    The most powerful of these tools is the power of the purse, which gives Congress the ability to decide which and to what extent countries receive aid and which and to what extent foreign programs are funded. While the president and his...

  6. (pp. 14-16)

    The clearest gauge of congressional support for Israel is foreign appropriations, or the power of the purse. Israel has been the largest recipient of US foreign assistance since WWII, having received $205 billion from its inception through 2014 (in historical amounts, equivalent to over $200 billion in inflation-adjusted values).22 Figure 1 presents the total amount of US foreign assistance among the top ten countries that received assistance between 1948 and 2013 (inflation-adjusted). The next country, Egypt, received in total about 60 percent of the amount Israel received ($126 billion, inflation adjusted).

    Most US aid to Israel is in the form...

  7. (pp. 16-22)

    The appropriation of funds by Congress to Israel, while a dominant aspect of the relationship between Israel and the US, does not reflect the full extent of support for Israel among members. Appropriations bills and other actions are contingent on a variety of external factors, such as budget concerns and political agreement between the administration and Congress. By contrast, resolutions — another tool with which members of Congress express their support for Israel — are not constrained by those factors.

    Ten days after Operation Opera in June 1981, Israel’s military action to destroy the Iraqi nuclear reactor in Osirak, Congress...

  8. (pp. 22-34)

    Our analysis, divided into three parts, demonstrates related trends:

    1. Congressional attention to Israel began to increase at the end of the Cold War and rose particularly sharply in the aftermath of 9/11 due to the American shift of interest toward the Middle East.

    2. Congressional activity toward Israel follows general patterns of congressional involvement in foreign affairs.

    3. Starting from the late 1990s and especially in more recent years, the growing divide between the parties is manifested in a growing partisan divide in congressional activity toward Israel.

    The Middle East has been a concern in American foreign policy since the end of...

  9. (pp. 34-35)

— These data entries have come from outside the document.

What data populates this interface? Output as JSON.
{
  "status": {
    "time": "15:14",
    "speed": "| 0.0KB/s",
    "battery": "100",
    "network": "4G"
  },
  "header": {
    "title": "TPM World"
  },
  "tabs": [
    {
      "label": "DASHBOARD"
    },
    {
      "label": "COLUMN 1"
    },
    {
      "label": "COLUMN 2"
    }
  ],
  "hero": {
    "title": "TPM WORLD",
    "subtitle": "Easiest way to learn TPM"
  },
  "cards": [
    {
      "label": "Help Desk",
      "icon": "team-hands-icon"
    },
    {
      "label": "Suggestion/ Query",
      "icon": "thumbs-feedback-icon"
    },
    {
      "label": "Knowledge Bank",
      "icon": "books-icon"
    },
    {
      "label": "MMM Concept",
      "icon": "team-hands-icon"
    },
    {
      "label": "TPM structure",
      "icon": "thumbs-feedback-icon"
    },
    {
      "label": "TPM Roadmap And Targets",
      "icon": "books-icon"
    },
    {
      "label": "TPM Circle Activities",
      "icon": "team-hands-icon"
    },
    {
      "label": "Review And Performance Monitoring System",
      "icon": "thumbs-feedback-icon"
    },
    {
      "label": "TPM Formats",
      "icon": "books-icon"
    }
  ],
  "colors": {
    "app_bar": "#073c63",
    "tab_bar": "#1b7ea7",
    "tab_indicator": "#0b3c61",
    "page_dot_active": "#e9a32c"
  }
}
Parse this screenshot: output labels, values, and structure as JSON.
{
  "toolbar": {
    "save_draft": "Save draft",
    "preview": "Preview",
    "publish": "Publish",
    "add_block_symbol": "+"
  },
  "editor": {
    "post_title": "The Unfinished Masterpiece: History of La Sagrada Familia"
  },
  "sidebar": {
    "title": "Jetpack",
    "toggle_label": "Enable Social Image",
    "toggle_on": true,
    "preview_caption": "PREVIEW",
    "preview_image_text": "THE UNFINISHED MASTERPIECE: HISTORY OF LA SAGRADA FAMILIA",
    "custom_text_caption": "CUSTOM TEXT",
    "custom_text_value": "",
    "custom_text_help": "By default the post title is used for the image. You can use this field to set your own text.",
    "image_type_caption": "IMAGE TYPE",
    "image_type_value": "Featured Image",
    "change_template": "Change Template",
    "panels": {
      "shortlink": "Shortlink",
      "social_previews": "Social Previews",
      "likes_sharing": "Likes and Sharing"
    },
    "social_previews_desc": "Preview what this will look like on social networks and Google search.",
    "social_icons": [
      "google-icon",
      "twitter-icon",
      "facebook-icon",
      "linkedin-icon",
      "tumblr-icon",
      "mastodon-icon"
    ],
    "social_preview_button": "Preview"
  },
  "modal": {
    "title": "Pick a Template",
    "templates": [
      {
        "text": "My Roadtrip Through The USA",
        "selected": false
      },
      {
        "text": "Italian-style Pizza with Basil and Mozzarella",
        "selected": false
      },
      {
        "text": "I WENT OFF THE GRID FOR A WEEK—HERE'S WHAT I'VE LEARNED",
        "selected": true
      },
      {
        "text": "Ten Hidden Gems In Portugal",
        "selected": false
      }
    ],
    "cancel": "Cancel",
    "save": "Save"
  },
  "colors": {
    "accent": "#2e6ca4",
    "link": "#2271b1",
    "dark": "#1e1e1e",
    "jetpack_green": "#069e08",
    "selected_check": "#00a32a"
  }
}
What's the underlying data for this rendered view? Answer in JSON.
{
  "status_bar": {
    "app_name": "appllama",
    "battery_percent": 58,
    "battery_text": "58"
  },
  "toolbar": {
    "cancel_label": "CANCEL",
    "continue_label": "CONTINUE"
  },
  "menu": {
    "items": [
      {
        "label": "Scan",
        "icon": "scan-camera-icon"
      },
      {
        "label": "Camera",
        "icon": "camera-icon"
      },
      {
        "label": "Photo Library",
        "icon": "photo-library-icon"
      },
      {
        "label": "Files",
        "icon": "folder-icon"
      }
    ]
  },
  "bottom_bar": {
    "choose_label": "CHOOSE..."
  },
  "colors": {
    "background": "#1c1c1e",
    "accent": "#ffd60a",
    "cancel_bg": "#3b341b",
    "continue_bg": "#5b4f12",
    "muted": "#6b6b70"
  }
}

    On July 14, 2015, following nearly two years of negotiations, the US, together with five countries (China, France, Russia, and the United Kingdom) and the European Union (the P5+1), signed an agreement with Iran to restrict its nuclear program and submit it to international oversight (the Joint Comprehensive Plan of Action). From the outset, the public and congressional debate about the issue took on a partisan perspective. Popular support for the 2013 interim agreement (signed in November 24, 2013) demonstrated a strong partisan gap: 33 percent support among Republicans and 62 percent support among Democrats. This gap widened during the...

  10. (pp. 36-38)

    Although the pendulum has swung substantially in the direction of the president, Congress has involved itself in questions regarding Israel at various degrees of intensity throughout modern American history and has shown consistent support for Israel. Legislative actions referring to Israel have largely contained few policy ramifications, but have demonstrated strong support for Israel — support that transcended conventional partisan divisions.

    For most members of Congress, support for Israel carries little cost. Groups representing anti-Israel interests are negligible and are usually poorly organized. In contrast, the strength of organized interest groups in support of Israel and the overwhelming public support...

  11. (pp. 41-48)
  12. (pp. 49-49)